*Dataset records:*
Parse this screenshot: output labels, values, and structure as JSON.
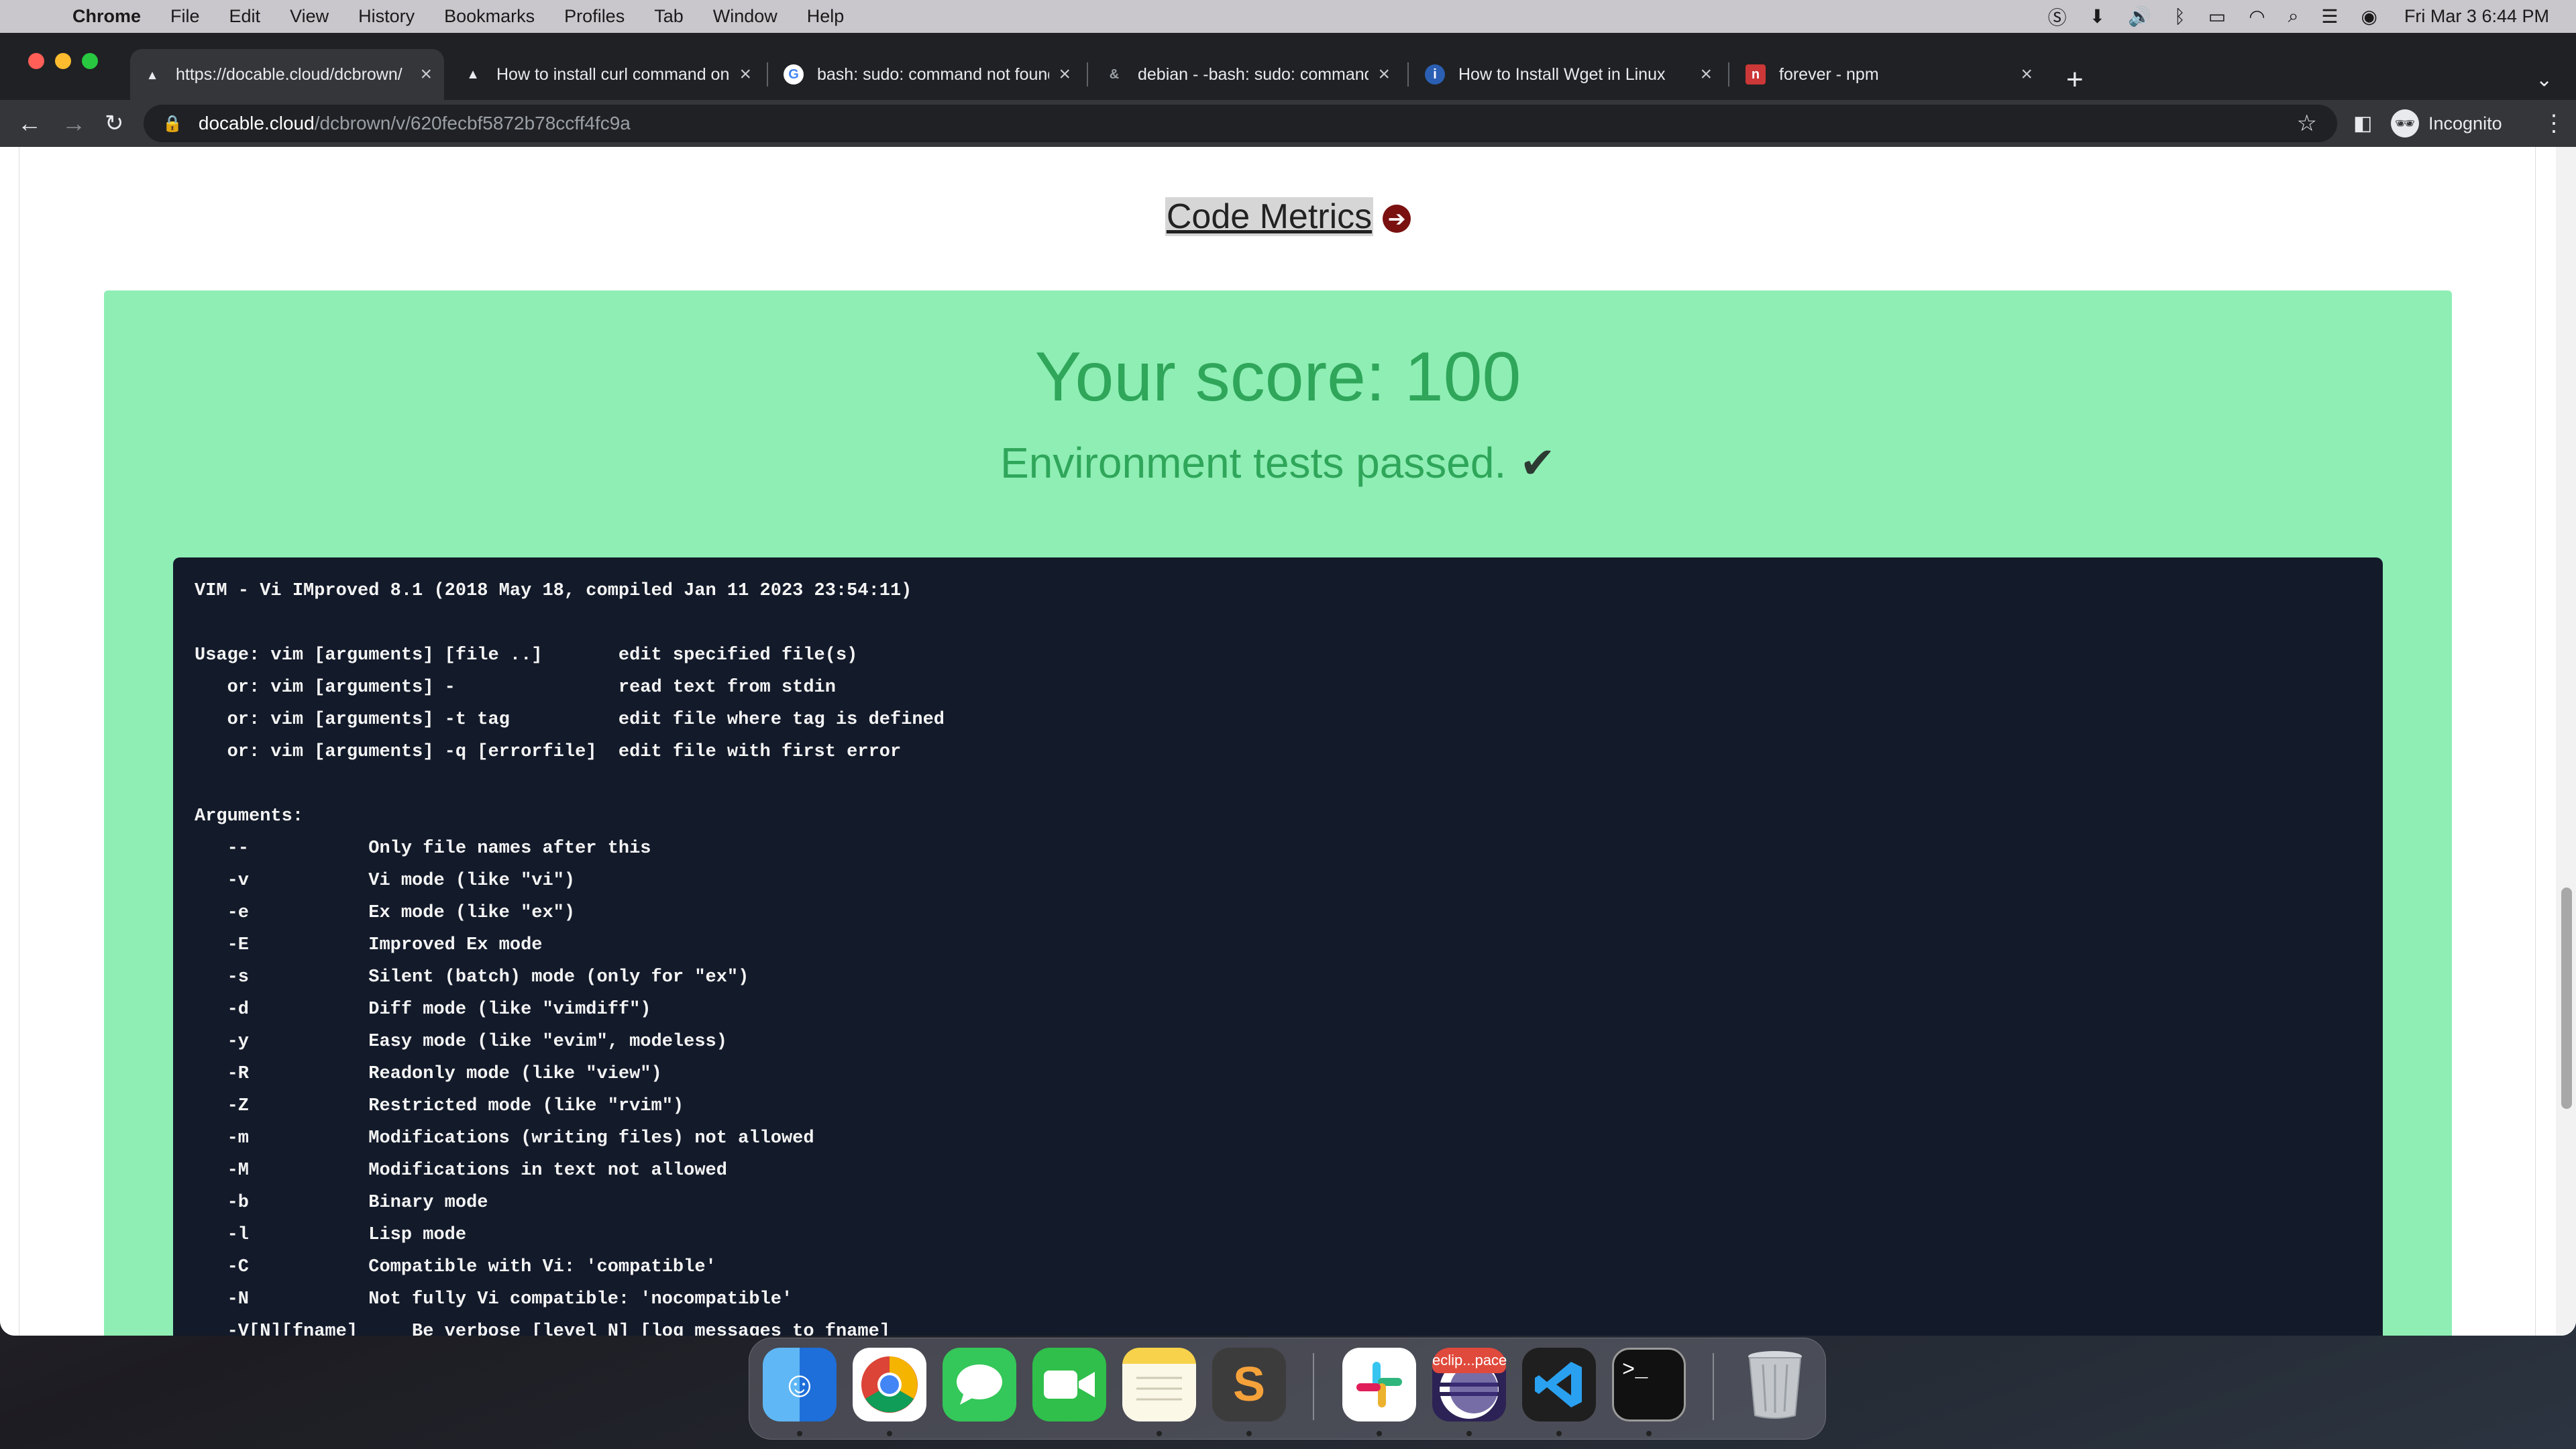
{
  "menubar": {
    "app_name": "Chrome",
    "menus": [
      "File",
      "Edit",
      "View",
      "History",
      "Bookmarks",
      "Profiles",
      "Tab",
      "Window",
      "Help"
    ],
    "clock": "Fri Mar 3  6:44 PM",
    "status_icons": [
      "skype-icon",
      "download-icon",
      "volume-icon",
      "bluetooth-icon",
      "battery-icon",
      "wifi-icon",
      "spotlight-icon",
      "control-center-icon",
      "siri-icon"
    ]
  },
  "tabs": [
    {
      "title": "https://docable.cloud/dcbrown/",
      "favicon": "docable-icon",
      "active": true
    },
    {
      "title": "How to install curl command on",
      "favicon": "article-icon",
      "active": false
    },
    {
      "title": "bash: sudo: command not found",
      "favicon": "google-icon",
      "active": false
    },
    {
      "title": "debian - -bash: sudo: command",
      "favicon": "stackexchange-icon",
      "active": false
    },
    {
      "title": "How to Install Wget in Linux",
      "favicon": "article-icon",
      "active": false
    },
    {
      "title": "forever - npm",
      "favicon": "npm-icon",
      "active": false
    }
  ],
  "toolbar": {
    "url_host": "docable.cloud",
    "url_path": "/dcbrown/v/620fecbf5872b78ccff4fc9a",
    "profile_label": "Incognito"
  },
  "page": {
    "code_metrics_label": "Code Metrics",
    "score_text": "Your score: 100",
    "env_text": "Environment tests passed.",
    "check_glyph": "✔",
    "panel_color": "#8eeeb4",
    "score_color": "#2fa65a",
    "terminal_output": "VIM - Vi IMproved 8.1 (2018 May 18, compiled Jan 11 2023 23:54:11)\n\nUsage: vim [arguments] [file ..]       edit specified file(s)\n   or: vim [arguments] -               read text from stdin\n   or: vim [arguments] -t tag          edit file where tag is defined\n   or: vim [arguments] -q [errorfile]  edit file with first error\n\nArguments:\n   --           Only file names after this\n   -v           Vi mode (like \"vi\")\n   -e           Ex mode (like \"ex\")\n   -E           Improved Ex mode\n   -s           Silent (batch) mode (only for \"ex\")\n   -d           Diff mode (like \"vimdiff\")\n   -y           Easy mode (like \"evim\", modeless)\n   -R           Readonly mode (like \"view\")\n   -Z           Restricted mode (like \"rvim\")\n   -m           Modifications (writing files) not allowed\n   -M           Modifications in text not allowed\n   -b           Binary mode\n   -l           Lisp mode\n   -C           Compatible with Vi: 'compatible'\n   -N           Not fully Vi compatible: 'nocompatible'\n   -V[N][fname]     Be verbose [level N] [log messages to fname]\n   -D           Debugging mode"
  },
  "dock": {
    "apps": [
      {
        "name": "finder",
        "color": "#3a8ee6",
        "glyph": "☺",
        "running": true
      },
      {
        "name": "chrome",
        "color": "#ffffff",
        "glyph": "◉",
        "running": true
      },
      {
        "name": "messages",
        "color": "#34c759",
        "glyph": "💬",
        "running": false
      },
      {
        "name": "facetime",
        "color": "#2fbf4a",
        "glyph": "▶",
        "running": false
      },
      {
        "name": "notes",
        "color": "#f7f2d0",
        "glyph": "☰",
        "running": true
      },
      {
        "name": "sublime-text",
        "color": "#3c3c3c",
        "glyph": "S",
        "running": true
      },
      {
        "name": "slack",
        "color": "#ffffff",
        "glyph": "#",
        "running": true
      },
      {
        "name": "eclipse",
        "color": "#2c2255",
        "glyph": "◐",
        "running": true,
        "badge": "eclip...pace"
      },
      {
        "name": "vscode",
        "color": "#1f1f1f",
        "glyph": "⟨⟩",
        "running": true
      },
      {
        "name": "terminal",
        "color": "#111111",
        "glyph": ">_",
        "running": true
      },
      {
        "name": "trash",
        "color": "#b8bcc2",
        "glyph": "🗑",
        "running": false
      }
    ]
  }
}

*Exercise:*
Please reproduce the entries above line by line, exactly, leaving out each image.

*Response area:*
Parse this screenshot: output labels, values, and structure as JSON.
{
  "menubar": {
    "app_name": "Chrome",
    "menus": [
      "File",
      "Edit",
      "View",
      "History",
      "Bookmarks",
      "Profiles",
      "Tab",
      "Window",
      "Help"
    ],
    "clock": "Fri Mar 3  6:44 PM",
    "status_icons": [
      "skype-icon",
      "download-icon",
      "volume-icon",
      "bluetooth-icon",
      "battery-icon",
      "wifi-icon",
      "spotlight-icon",
      "control-center-icon",
      "siri-icon"
    ]
  },
  "tabs": [
    {
      "title": "https://docable.cloud/dcbrown/",
      "favicon": "docable-icon",
      "active": true
    },
    {
      "title": "How to install curl command on",
      "favicon": "article-icon",
      "active": false
    },
    {
      "title": "bash: sudo: command not found",
      "favicon": "google-icon",
      "active": false
    },
    {
      "title": "debian - -bash: sudo: command",
      "favicon": "stackexchange-icon",
      "active": false
    },
    {
      "title": "How to Install Wget in Linux",
      "favicon": "article-icon",
      "active": false
    },
    {
      "title": "forever - npm",
      "favicon": "npm-icon",
      "active": false
    }
  ],
  "toolbar": {
    "url_host": "docable.cloud",
    "url_path": "/dcbrown/v/620fecbf5872b78ccff4fc9a",
    "profile_label": "Incognito"
  },
  "page": {
    "code_metrics_label": "Code Metrics",
    "score_text": "Your score: 100",
    "env_text": "Environment tests passed.",
    "check_glyph": "✔",
    "panel_color": "#8eeeb4",
    "score_color": "#2fa65a",
    "terminal_output": "VIM - Vi IMproved 8.1 (2018 May 18, compiled Jan 11 2023 23:54:11)\n\nUsage: vim [arguments] [file ..]       edit specified file(s)\n   or: vim [arguments] -               read text from stdin\n   or: vim [arguments] -t tag          edit file where tag is defined\n   or: vim [arguments] -q [errorfile]  edit file with first error\n\nArguments:\n   --           Only file names after this\n   -v           Vi mode (like \"vi\")\n   -e           Ex mode (like \"ex\")\n   -E           Improved Ex mode\n   -s           Silent (batch) mode (only for \"ex\")\n   -d           Diff mode (like \"vimdiff\")\n   -y           Easy mode (like \"evim\", modeless)\n   -R           Readonly mode (like \"view\")\n   -Z           Restricted mode (like \"rvim\")\n   -m           Modifications (writing files) not allowed\n   -M           Modifications in text not allowed\n   -b           Binary mode\n   -l           Lisp mode\n   -C           Compatible with Vi: 'compatible'\n   -N           Not fully Vi compatible: 'nocompatible'\n   -V[N][fname]     Be verbose [level N] [log messages to fname]\n   -D           Debugging mode"
  },
  "dock": {
    "apps": [
      {
        "name": "finder",
        "color": "#3a8ee6",
        "glyph": "☺",
        "running": true
      },
      {
        "name": "chrome",
        "color": "#ffffff",
        "glyph": "◉",
        "running": true
      },
      {
        "name": "messages",
        "color": "#34c759",
        "glyph": "💬",
        "running": false
      },
      {
        "name": "facetime",
        "color": "#2fbf4a",
        "glyph": "▶",
        "running": false
      },
      {
        "name": "notes",
        "color": "#f7f2d0",
        "glyph": "☰",
        "running": true
      },
      {
        "name": "sublime-text",
        "color": "#3c3c3c",
        "glyph": "S",
        "running": true
      },
      {
        "name": "slack",
        "color": "#ffffff",
        "glyph": "#",
        "running": true
      },
      {
        "name": "eclipse",
        "color": "#2c2255",
        "glyph": "◐",
        "running": true,
        "badge": "eclip...pace"
      },
      {
        "name": "vscode",
        "color": "#1f1f1f",
        "glyph": "⟨⟩",
        "running": true
      },
      {
        "name": "terminal",
        "color": "#111111",
        "glyph": ">_",
        "running": true
      },
      {
        "name": "trash",
        "color": "#b8bcc2",
        "glyph": "🗑",
        "running": false
      }
    ]
  }
}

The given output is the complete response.